Assignment: Once you have read the data below, set it all down again exactly.

== Segment start ==

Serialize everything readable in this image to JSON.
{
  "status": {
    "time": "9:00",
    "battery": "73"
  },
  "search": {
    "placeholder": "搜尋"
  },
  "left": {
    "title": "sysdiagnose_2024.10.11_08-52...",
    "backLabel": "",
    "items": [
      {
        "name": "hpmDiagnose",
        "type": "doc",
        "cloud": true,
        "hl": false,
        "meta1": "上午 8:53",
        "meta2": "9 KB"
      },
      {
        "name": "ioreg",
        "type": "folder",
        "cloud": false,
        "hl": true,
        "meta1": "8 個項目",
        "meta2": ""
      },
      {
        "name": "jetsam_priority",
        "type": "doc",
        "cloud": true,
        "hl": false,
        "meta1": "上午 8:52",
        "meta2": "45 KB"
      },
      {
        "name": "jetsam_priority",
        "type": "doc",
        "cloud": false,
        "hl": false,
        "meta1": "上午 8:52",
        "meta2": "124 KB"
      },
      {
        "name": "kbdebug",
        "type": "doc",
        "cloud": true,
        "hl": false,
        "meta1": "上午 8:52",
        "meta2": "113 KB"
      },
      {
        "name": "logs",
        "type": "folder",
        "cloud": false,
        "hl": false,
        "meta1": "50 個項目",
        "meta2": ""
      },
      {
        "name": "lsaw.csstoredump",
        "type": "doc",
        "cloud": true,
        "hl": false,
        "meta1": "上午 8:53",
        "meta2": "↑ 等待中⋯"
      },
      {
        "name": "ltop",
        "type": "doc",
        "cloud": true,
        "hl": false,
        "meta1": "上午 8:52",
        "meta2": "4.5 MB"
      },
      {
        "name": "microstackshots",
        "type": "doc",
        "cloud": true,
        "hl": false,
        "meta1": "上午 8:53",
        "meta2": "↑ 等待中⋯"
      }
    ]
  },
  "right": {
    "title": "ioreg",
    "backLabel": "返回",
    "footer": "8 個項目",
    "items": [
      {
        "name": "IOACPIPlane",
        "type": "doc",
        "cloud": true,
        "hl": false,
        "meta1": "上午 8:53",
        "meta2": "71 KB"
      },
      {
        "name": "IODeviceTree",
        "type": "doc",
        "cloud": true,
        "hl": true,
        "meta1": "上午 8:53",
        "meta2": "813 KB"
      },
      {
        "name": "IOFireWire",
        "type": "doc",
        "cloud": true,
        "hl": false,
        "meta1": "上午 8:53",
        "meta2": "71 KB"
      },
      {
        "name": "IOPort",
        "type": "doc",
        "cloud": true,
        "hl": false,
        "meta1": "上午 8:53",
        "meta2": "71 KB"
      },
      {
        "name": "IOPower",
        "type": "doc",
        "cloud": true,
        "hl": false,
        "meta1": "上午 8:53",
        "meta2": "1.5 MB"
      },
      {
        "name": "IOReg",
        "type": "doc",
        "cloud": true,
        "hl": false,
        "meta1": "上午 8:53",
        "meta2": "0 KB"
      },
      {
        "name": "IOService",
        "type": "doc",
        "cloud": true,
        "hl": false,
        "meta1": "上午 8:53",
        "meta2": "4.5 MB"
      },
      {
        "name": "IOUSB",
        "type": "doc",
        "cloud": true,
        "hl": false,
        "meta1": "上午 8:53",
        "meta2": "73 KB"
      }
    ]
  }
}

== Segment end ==

Written answer:
Serialize everything readable in this image to JSON.
{
  "status": {
    "time": "9:00",
    "battery": "73"
  },
  "search": {
    "placeholder": "搜尋"
  },
  "left": {
    "title": "sysdiagnose_2024.10.11_08-52...",
    "backLabel": "",
    "items": [
      {
        "name": "hpmDiagnose",
        "type": "doc",
        "cloud": true,
        "hl": false,
        "meta1": "上午 8:53",
        "meta2": "9 KB"
      },
      {
        "name": "ioreg",
        "type": "folder",
        "cloud": false,
        "hl": true,
        "meta1": "8 個項目",
        "meta2": ""
      },
      {
        "name": "jetsam_priority",
        "type": "doc",
        "cloud": true,
        "hl": false,
        "meta1": "上午 8:52",
        "meta2": "45 KB"
      },
      {
        "name": "jetsam_priority",
        "type": "doc",
        "cloud": false,
        "hl": false,
        "meta1": "上午 8:52",
        "meta2": "124 KB"
      },
      {
        "name": "kbdebug",
        "type": "doc",
        "cloud": true,
        "hl": false,
        "meta1": "上午 8:52",
        "meta2": "113 KB"
      },
      {
        "name": "logs",
        "type": "folder",
        "cloud": false,
        "hl": false,
        "meta1": "50 個項目",
        "meta2": ""
      },
      {
        "name": "lsaw.csstoredump",
        "type": "doc",
        "cloud": true,
        "hl": false,
        "meta1": "上午 8:53",
        "meta2": "↑ 等待中⋯"
      },
      {
        "name": "ltop",
        "type": "doc",
        "cloud": true,
        "hl": false,
        "meta1": "上午 8:52",
        "meta2": "4.5 MB"
      },
      {
        "name": "microstackshots",
        "type": "doc",
        "cloud": true,
        "hl": false,
        "meta1": "上午 8:53",
        "meta2": "↑ 等待中⋯"
      }
    ]
  },
  "right": {
    "title": "ioreg",
    "backLabel": "返回",
    "footer": "8 個項目",
    "items": [
      {
        "name": "IOACPIPlane",
        "type": "doc",
        "cloud": true,
        "hl": false,
        "meta1": "上午 8:53",
        "meta2": "71 KB"
      },
      {
        "name": "IODeviceTree",
        "type": "doc",
        "cloud": true,
        "hl": true,
        "meta1": "上午 8:53",
        "meta2": "813 KB"
      },
      {
        "name": "IOFireWire",
        "type": "doc",
        "cloud": true,
        "hl": false,
        "meta1": "上午 8:53",
        "meta2": "71 KB"
      },
      {
        "name": "IOPort",
        "type": "doc",
        "cloud": true,
        "hl": false,
        "meta1": "上午 8:53",
        "meta2": "71 KB"
      },
      {
        "name": "IOPower",
        "type": "doc",
        "cloud": true,
        "hl": false,
        "meta1": "上午 8:53",
        "meta2": "1.5 MB"
      },
      {
        "name": "IOReg",
        "type": "doc",
        "cloud": true,
        "hl": false,
        "meta1": "上午 8:53",
        "meta2": "0 KB"
      },
      {
        "name": "IOService",
        "type": "doc",
        "cloud": true,
        "hl": false,
        "meta1": "上午 8:53",
        "meta2": "4.5 MB"
      },
      {
        "name": "IOUSB",
        "type": "doc",
        "cloud": true,
        "hl": false,
        "meta1": "上午 8:53",
        "meta2": "73 KB"
      }
    ]
  }
}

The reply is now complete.